by Jared Schwartz ‘18
Beginning this school year, MCPS has replaced Edline with myMCPS. The county made the switch in an attempt to streamline the software that teachers use, such as Google Classroom and Edline, into one website. MyMCPS is built upon a program called Canvas created by the company Instructure, which is used by several other school systems and many colleges and universities.
The sudden change has led to some confusion among teachers in the county, especially regarding what students and parents are able to see. “It was rolled out very quickly and there was not a lot of training,” said Media Specialist Stephanie Flaherty, who was previously Sherwood’s Edline administrator.
Teachers had the option to participate in voluntary training for myMCPS and its various functions over the summer, and MCPS has guides on myMCPS available for teachers, parents, and students on its website.
Flaherty emphasized that the program has a learning curve for teachers as well as students and parents. “Teachers realize that they don’t have to use it to its full functionality immediately… [MyMCPS is] something that [they can] choose to adopt or not choose to adopt; it’s really up to them. From the communication standpoint and the grading standpoint, it is definitely nicer and I think everyone agrees about that,” explained Flaherty.
The myMCPS program is split up into two parts, myMCPS Classroom and myMCPS Portal. Students and their parents can access myMCPS using the myMCPS Mobile app on both iOS and If students do not wish to retake the multiple choice section, the College Board gave a second option of simply cancelling one’s score and refunding the exam fee. Cancelling, however, means absolutely no chance for credit, so several weeks later a third option emerged which seemed the best choice for many. College Board sent out “projected scores” that could potentially be used for credit based on the portion of the exam that was still available for scoring. “Under these circumstances, and because of the statistical relationship between the standard exam score and the projected exam score, we support the use of projected scores for the purpose of granting credit and/or placement,” explained the College Board in a letter to all affected students. With this, students had to choose what they wished to come of their exam score and send the letter back by as soon as possible. “I decided to retake the exam mostly because the schools I am applying to won’t take projected scores and I got a projected 4, so I think I’d be able to get actual credit if I retook it,” said senior Melissa Oliver. Despite efforts to ameliorate the situation and accommodate the angered parents, students, and faculty, many are still wondering how such a huge mistake could have occurred in the first place and how to make sure something like it never happens again. Activism at Sherwood Students are getting more involved, from attending local government events to expressing opinions on the national anthem controversy. Pages 8-9 Android devices.

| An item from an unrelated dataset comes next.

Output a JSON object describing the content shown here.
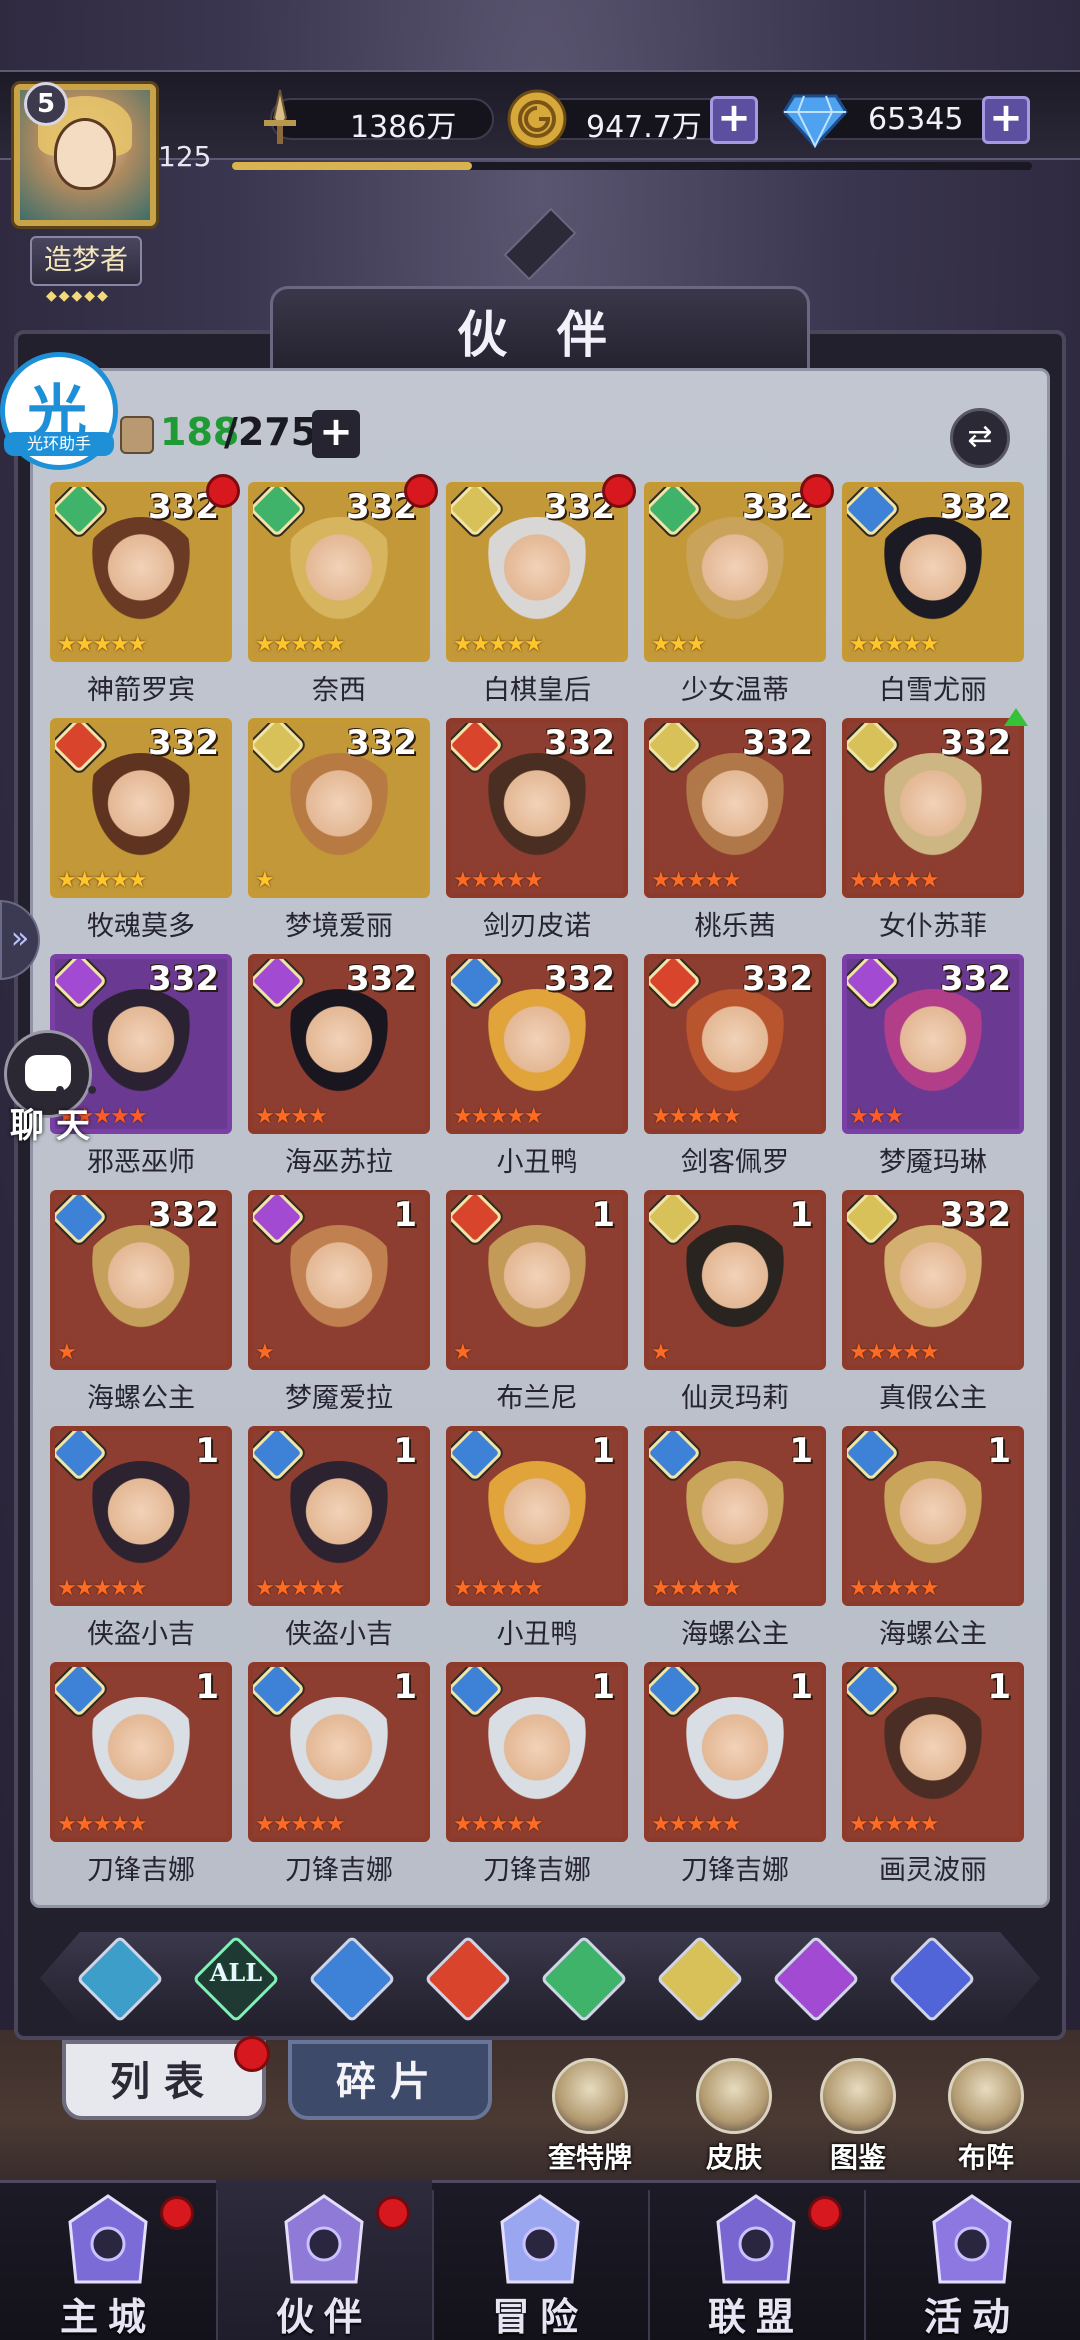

MyMCPS Portal has replaced the functionality of Edline, and both students and parents can use it to access various information, including students’ current and past grades, attendance records, and a summary of their graduation credits. Students will now use their student ID and password to sign into myMCPS Portal and myMCPS Classroom. MyMCPS Classroom is the interactive part of myMCPS. In addition to being able to upload multimedia content and post announcements to the class as they could on Edline, teachers can create quizzes and tests, host discussion groups, and upload assignments to their classes using myMCPS. English teacher Samantha Ager says that myMCPS allows her to have more flexibility with her classes and connecting with students than Edline did in previous years. “Edline was very restrictive. Everything was kind of set and things had to go in certain places … With [myMCPS] there’s a lot more freedom. You can design the way that your classroom looks online,” commented Ager. The reception to myMCPS has not been completely positive from students and parents utilizing the program. On Apple’s app store, the myMCPS Mobile app only has one and a half out of five stars with over 100 ratings. One user of the myMCPS Mobile app gave the program a disparaging review, writing, “this is nothing compared to Edline. It’s confusing for the teachers and students alike… We’re all lost and stuck with mcps [sic] cheap ripoff of Edline that barely works.” The reviewer gave the app one star.